**INSTRUCTIONS TO FOLLOW**
Whatever the records hold, copy it exactly and completely.

**Data about app and page elements**
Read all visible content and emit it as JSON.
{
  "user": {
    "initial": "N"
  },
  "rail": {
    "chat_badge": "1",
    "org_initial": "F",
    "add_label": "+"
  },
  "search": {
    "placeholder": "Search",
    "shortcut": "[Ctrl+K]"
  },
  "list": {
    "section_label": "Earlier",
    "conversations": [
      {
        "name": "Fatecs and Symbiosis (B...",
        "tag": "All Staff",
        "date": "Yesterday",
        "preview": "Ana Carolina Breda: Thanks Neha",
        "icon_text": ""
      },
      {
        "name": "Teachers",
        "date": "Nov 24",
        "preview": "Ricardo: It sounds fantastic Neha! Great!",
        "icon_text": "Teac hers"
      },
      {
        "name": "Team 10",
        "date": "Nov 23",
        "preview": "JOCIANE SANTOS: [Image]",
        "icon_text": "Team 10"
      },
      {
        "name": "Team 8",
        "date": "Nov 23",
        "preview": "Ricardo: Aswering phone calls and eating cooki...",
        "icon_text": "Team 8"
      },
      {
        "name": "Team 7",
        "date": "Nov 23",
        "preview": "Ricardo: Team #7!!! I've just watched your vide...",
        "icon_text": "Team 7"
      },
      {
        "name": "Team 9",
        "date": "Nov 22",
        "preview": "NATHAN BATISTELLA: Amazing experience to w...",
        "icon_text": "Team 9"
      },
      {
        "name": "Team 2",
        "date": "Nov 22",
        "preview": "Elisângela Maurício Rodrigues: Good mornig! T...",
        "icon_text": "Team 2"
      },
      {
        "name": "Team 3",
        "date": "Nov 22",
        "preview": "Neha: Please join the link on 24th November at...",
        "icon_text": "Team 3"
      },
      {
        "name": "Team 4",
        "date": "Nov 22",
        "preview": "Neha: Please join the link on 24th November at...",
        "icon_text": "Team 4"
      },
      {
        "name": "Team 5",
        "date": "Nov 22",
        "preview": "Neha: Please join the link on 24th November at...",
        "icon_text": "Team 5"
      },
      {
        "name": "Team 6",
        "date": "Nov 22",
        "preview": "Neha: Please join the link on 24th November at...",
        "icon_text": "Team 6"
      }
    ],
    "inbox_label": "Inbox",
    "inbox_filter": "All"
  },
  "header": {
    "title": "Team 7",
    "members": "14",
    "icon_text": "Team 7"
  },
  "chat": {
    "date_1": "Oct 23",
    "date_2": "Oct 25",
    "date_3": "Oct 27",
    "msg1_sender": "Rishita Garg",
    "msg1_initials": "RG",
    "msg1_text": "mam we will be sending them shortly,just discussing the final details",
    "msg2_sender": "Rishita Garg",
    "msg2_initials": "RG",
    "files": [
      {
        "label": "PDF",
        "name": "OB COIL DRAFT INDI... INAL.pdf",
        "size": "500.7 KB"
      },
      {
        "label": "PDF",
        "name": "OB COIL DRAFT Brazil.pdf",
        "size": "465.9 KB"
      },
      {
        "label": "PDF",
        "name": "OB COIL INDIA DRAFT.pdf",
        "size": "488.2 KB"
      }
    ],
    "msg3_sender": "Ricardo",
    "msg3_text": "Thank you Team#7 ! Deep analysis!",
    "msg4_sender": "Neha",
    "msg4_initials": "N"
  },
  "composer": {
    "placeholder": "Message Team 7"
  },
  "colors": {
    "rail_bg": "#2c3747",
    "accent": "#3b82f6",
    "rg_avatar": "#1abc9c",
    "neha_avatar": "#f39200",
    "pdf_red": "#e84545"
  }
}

**RESPONSE AREA**
Read all visible content and emit it as JSON.
{
  "user": {
    "initial": "N"
  },
  "rail": {
    "chat_badge": "1",
    "org_initial": "F",
    "add_label": "+"
  },
  "search": {
    "placeholder": "Search",
    "shortcut": "[Ctrl+K]"
  },
  "list": {
    "section_label": "Earlier",
    "conversations": [
      {
        "name": "Fatecs and Symbiosis (B...",
        "tag": "All Staff",
        "date": "Yesterday",
        "preview": "Ana Carolina Breda: Thanks Neha",
        "icon_text": ""
      },
      {
        "name": "Teachers",
        "date": "Nov 24",
        "preview": "Ricardo: It sounds fantastic Neha! Great!",
        "icon_text": "Teac hers"
      },
      {
        "name": "Team 10",
        "date": "Nov 23",
        "preview": "JOCIANE SANTOS: [Image]",
        "icon_text": "Team 10"
      },
      {
        "name": "Team 8",
        "date": "Nov 23",
        "preview": "Ricardo: Aswering phone calls and eating cooki...",
        "icon_text": "Team 8"
      },
      {
        "name": "Team 7",
        "date": "Nov 23",
        "preview": "Ricardo: Team #7!!! I've just watched your vide...",
        "icon_text": "Team 7"
      },
      {
        "name": "Team 9",
        "date": "Nov 22",
        "preview": "NATHAN BATISTELLA: Amazing experience to w...",
        "icon_text": "Team 9"
      },
      {
        "name": "Team 2",
        "date": "Nov 22",
        "preview": "Elisângela Maurício Rodrigues: Good mornig! T...",
        "icon_text": "Team 2"
      },
      {
        "name": "Team 3",
        "date": "Nov 22",
        "preview": "Neha: Please join the link on 24th November at...",
        "icon_text": "Team 3"
      },
      {
        "name": "Team 4",
        "date": "Nov 22",
        "preview": "Neha: Please join the link on 24th November at...",
        "icon_text": "Team 4"
      },
      {
        "name": "Team 5",
        "date": "Nov 22",
        "preview": "Neha: Please join the link on 24th November at...",
        "icon_text": "Team 5"
      },
      {
        "name": "Team 6",
        "date": "Nov 22",
        "preview": "Neha: Please join the link on 24th November at...",
        "icon_text": "Team 6"
      }
    ],
    "inbox_label": "Inbox",
    "inbox_filter": "All"
  },
  "header": {
    "title": "Team 7",
    "members": "14",
    "icon_text": "Team 7"
  },
  "chat": {
    "date_1": "Oct 23",
    "date_2": "Oct 25",
    "date_3": "Oct 27",
    "msg1_sender": "Rishita Garg",
    "msg1_initials": "RG",
    "msg1_text": "mam we will be sending them shortly,just discussing the final details",
    "msg2_sender": "Rishita Garg",
    "msg2_initials": "RG",
    "files": [
      {
        "label": "PDF",
        "name": "OB COIL DRAFT INDI... INAL.pdf",
        "size": "500.7 KB"
      },
      {
        "label": "PDF",
        "name": "OB COIL DRAFT Brazil.pdf",
        "size": "465.9 KB"
      },
      {
        "label": "PDF",
        "name": "OB COIL INDIA DRAFT.pdf",
        "size": "488.2 KB"
      }
    ],
    "msg3_sender": "Ricardo",
    "msg3_text": "Thank you Team#7 ! Deep analysis!",
    "msg4_sender": "Neha",
    "msg4_initials": "N"
  },
  "composer": {
    "placeholder": "Message Team 7"
  },
  "colors": {
    "rail_bg": "#2c3747",
    "accent": "#3b82f6",
    "rg_avatar": "#1abc9c",
    "neha_avatar": "#f39200",
    "pdf_red": "#e84545"
  }
}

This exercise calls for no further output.